Aim of the exercise:
If a line in the records below contains the word "Free", copy it out.

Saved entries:

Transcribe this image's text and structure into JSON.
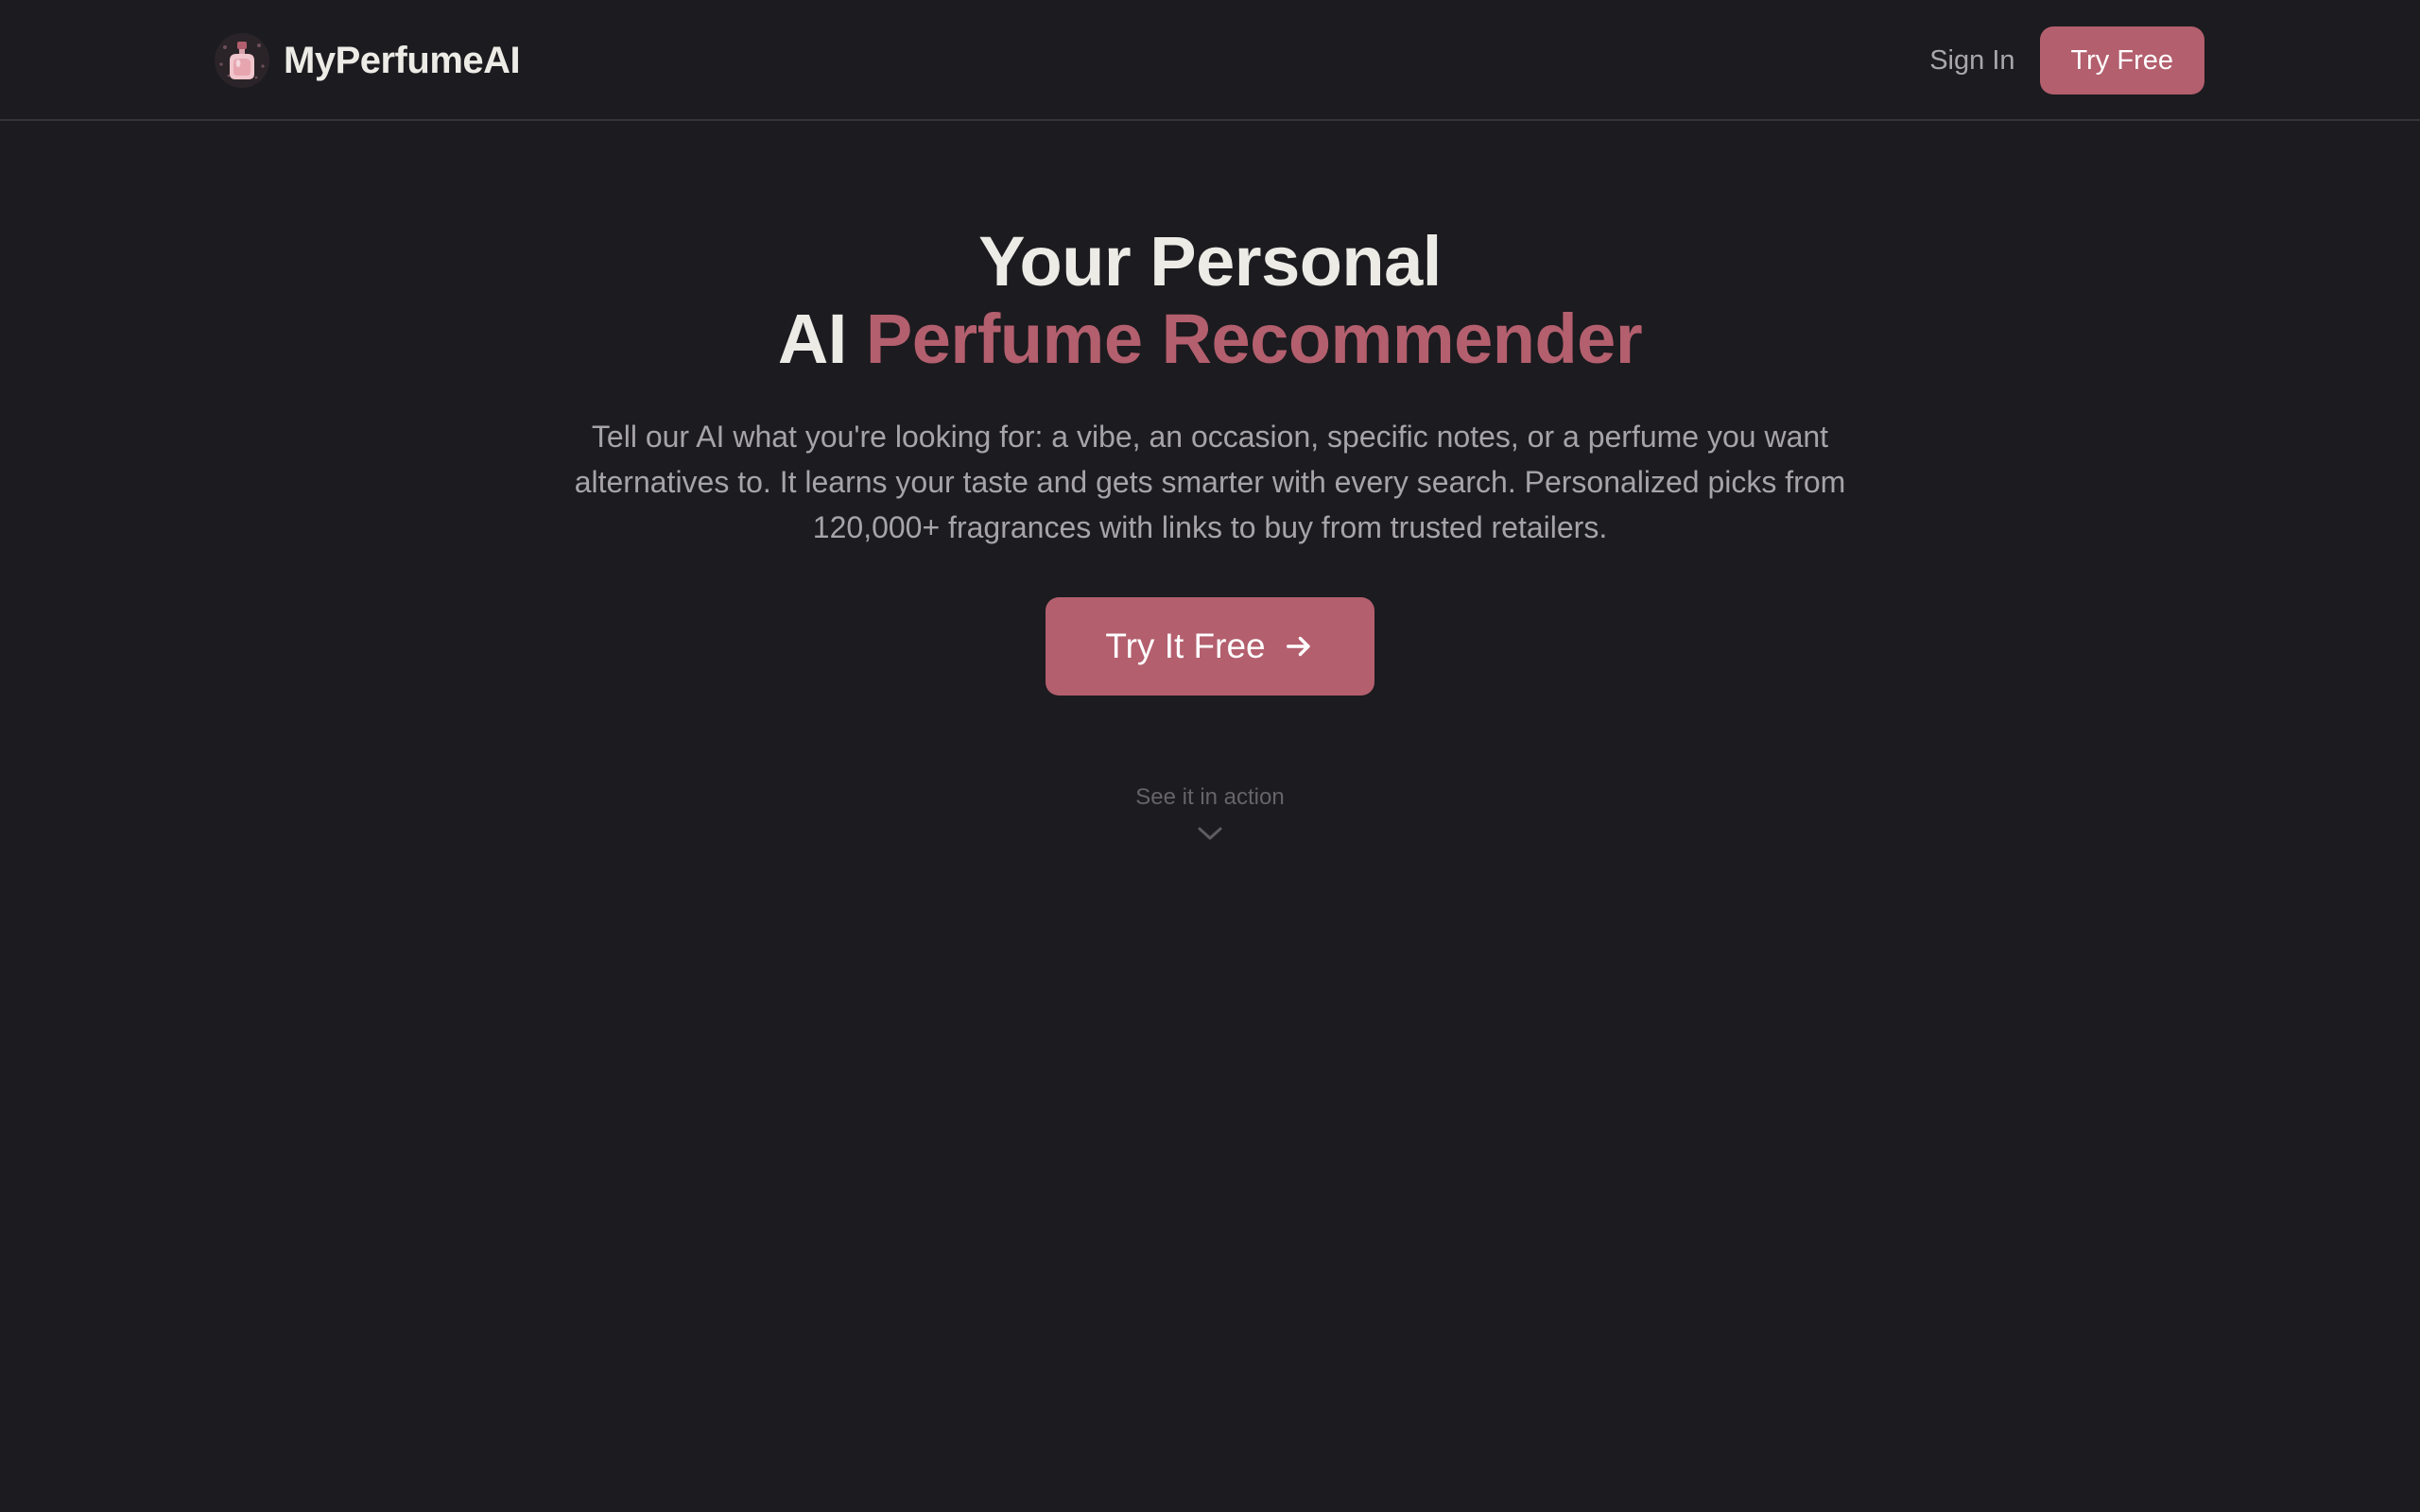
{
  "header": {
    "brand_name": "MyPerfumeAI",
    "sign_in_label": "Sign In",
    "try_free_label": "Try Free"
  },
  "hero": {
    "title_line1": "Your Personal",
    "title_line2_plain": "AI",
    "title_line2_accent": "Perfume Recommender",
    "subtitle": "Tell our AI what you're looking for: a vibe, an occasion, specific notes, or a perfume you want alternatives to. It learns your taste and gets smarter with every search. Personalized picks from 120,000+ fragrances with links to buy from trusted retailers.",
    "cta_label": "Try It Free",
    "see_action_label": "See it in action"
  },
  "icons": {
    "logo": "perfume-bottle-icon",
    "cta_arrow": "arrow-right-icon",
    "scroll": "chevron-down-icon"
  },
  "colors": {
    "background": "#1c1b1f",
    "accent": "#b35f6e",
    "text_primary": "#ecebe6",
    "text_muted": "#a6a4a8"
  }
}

Result of the exercise:
    "try_free_label": "Try Free"
    "cta_label": "Try It Free",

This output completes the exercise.